Understand What Motivates
Work to understand who your customers are,
are and how you can establish an
method that works to their rhythm. You have to find out
what turns them on, and how to how to press those "hot buttons".
To turn people on, you must, first, find out what they really want, and
then, show them how to get it.
Think of your target market and clients you
wish to work with – list the best qualities. What is their specific title or
profession? Can they be categorized easily? List every important quality you
can come up with. Consider geography,
cultures, age, income level,
My target market is
small business owners who provide professional services such as accounting,
coaching, consulting. They operate
their businesses with a high degree of integrity, they value
relationships with their clients and they are interested in
companies. Also, they are enjoyable to work with and they appreciate a
laugh and fun6!
Perspective of Quality
Is all about customers'
Like beauty and truth, quality is in the eye of the beholder, your
Solution To Your Customers' Problems
What problems do your current or potential
customers face? List 5 distinct problems, issues, pains, dilemmas,
challenges, worries, fears, unsatisfied desires – even if they seem
unrelated to the services you offer. Write these succinctly and clearly.
For each of the 5 problems/pains listed, spell
out your solution – what
do you produce; what can your clients expect to get out of your work with
them? Don't just list your services here. Instead, specify
the end-result benefit they will receive. Speak to your market as
if you know them personally; appeal to your market's desires and pains.
example, if the problem is, "They never
have enough time," your solution and
value proposition might be,
"Our services take the pressure off you and give you less to deal with." The
solution is not your service per se, it is the time-saving result your
service translates into.6...
Understand the Dynamics of
Understanding customer needs will help you
define new market opportunities and drive
growth in every aspect of your organization.
new rapidly changing economy, however,
customer predictability is dead. "Whatever a customer wants today may not be
what he or she wants tomorrow. Or he or she may want more of it. If you're
offering low prices, customers want those prices slashed further. If you're
offering state-of-the art products, they want them newer still. In meeting
ever-increasing customer demands for lower, faster, better, and newer,
companies are driving themselves and their competitors to the brink."4
You can't predict the future, but by
practices you can be ready for whatever it brings.
Use Different Types of
You don't need a degree in psychology to
compete successfully in the marketplace, but you do need some way to
figure out the
different styles of interaction different people prefer to use. People
tend to lead their decision-making process with one of the four functions:
intuition, thinking, feeling, and sensing. Vividly
differences that are anchored to a product and engage the above functions
can enhance memory of your current and prospective customers...
Ford Motor Company
The Ford's customer base is becoming
increasingly diverse as the company expand globally and as their established
markets themselves become more diverse.
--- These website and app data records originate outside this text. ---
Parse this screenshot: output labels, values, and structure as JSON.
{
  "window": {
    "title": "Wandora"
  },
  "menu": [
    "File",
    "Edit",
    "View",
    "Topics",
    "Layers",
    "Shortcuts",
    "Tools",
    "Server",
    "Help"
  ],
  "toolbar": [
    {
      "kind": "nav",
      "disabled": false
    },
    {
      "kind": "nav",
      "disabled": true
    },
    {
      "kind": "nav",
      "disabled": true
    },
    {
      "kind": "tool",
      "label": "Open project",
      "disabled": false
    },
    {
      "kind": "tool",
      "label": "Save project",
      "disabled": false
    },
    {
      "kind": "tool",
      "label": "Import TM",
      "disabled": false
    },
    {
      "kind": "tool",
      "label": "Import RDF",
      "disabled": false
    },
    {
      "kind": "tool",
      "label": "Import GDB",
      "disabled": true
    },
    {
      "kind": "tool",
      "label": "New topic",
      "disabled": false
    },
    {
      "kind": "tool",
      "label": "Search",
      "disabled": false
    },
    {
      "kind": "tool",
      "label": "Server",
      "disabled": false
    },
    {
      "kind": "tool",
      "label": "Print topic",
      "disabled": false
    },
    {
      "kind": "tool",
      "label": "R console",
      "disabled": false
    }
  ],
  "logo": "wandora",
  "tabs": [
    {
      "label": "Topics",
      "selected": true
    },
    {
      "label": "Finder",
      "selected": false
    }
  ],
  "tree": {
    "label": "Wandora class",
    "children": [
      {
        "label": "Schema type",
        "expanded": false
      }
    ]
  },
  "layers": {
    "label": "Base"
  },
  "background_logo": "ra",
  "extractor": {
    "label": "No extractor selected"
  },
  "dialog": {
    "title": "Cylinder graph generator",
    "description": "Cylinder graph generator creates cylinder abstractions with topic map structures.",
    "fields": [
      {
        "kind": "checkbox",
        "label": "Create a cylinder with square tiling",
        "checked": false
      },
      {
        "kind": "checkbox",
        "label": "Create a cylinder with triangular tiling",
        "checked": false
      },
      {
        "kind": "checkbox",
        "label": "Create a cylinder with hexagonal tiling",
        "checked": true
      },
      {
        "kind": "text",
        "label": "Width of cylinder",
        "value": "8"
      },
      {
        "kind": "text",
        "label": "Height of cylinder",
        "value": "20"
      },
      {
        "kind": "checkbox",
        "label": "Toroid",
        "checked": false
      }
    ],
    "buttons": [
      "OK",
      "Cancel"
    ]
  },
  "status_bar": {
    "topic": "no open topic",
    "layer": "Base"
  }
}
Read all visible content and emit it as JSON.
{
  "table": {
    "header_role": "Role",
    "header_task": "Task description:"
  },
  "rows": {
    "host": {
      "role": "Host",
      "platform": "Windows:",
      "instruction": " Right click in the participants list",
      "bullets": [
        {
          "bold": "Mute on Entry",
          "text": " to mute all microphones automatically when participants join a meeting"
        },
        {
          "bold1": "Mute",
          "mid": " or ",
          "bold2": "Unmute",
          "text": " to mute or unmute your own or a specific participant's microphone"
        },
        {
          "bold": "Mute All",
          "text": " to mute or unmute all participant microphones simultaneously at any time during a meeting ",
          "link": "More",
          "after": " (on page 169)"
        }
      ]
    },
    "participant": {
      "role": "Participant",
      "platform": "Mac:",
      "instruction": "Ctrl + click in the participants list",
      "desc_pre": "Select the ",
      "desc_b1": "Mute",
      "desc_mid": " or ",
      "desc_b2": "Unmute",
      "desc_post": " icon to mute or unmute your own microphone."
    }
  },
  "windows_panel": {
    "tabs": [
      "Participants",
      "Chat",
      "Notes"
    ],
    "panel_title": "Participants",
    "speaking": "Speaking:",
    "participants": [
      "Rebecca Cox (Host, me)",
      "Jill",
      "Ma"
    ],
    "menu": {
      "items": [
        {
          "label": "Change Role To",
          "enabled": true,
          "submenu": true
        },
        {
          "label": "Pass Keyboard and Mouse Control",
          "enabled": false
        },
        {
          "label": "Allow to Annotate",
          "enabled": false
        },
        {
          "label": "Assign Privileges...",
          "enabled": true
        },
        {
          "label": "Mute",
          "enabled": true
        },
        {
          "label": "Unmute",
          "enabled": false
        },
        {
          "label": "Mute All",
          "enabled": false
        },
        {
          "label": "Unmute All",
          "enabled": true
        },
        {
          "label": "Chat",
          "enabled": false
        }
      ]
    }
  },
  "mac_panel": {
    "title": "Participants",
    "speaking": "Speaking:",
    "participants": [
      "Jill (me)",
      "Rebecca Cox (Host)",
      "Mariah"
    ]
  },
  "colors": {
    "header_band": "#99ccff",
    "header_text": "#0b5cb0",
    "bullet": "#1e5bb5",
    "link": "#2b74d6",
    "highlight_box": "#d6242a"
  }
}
This influences Ford's product
development and marketing approaches.
For example, women make up more than 54 percent
of U.S. Ford's customers. “Your Concept Car” was designed by a group of
female engineers, designers and marketing professionals who strove to
reflect what women say they want in a vehicle.
Ford is also conducting research and vehicle
development geared toward customers with special needs, such as limited
mobility. A Ford Europe product design team focused on making Ford products
the brand of choice for people with mobility issues. At many corporately
owned locations in Europe, Hertz is offering vehicles equipped with hand
controls at no additional charge for disabled customers...
Black & Decker (B&D)
By learning what its customers really want for
their projects, toolmaker Black & Decker recaptured its flagging
do-it-yourself market, fighting back strong challenges from Makita and
Like anthropologists, B&D marketing executives studied 50 male home-owners –
ages 25 to 54 – as they used power tools to work on projects. The executives
aimed to discover exactly why users favored certain tools over others.
Dissatisfaction was high. Do-it-yourselfers wanted a cordless drill with
enough power to complete a good sized job. They wanted sanders and circular
saws that didn't kick up clouds of sawdust; safety mechanisms that would
instantly stop saw blades from spinning when they switched off power; a
hotline for questions about home-repair problems. Never before had customers
so clearly voiced their concerns.
As a result, do-it-yourselfers got equipment
that matched their wants: B&D introduced its Quantum line of saws, drills,
and small power tools priced from $50 to $120. The market responded quickly:
Introduced late in 1993, by end of 1994, Quantum surpassed its sales goal
and was already upgrading its tools to QuantumPro.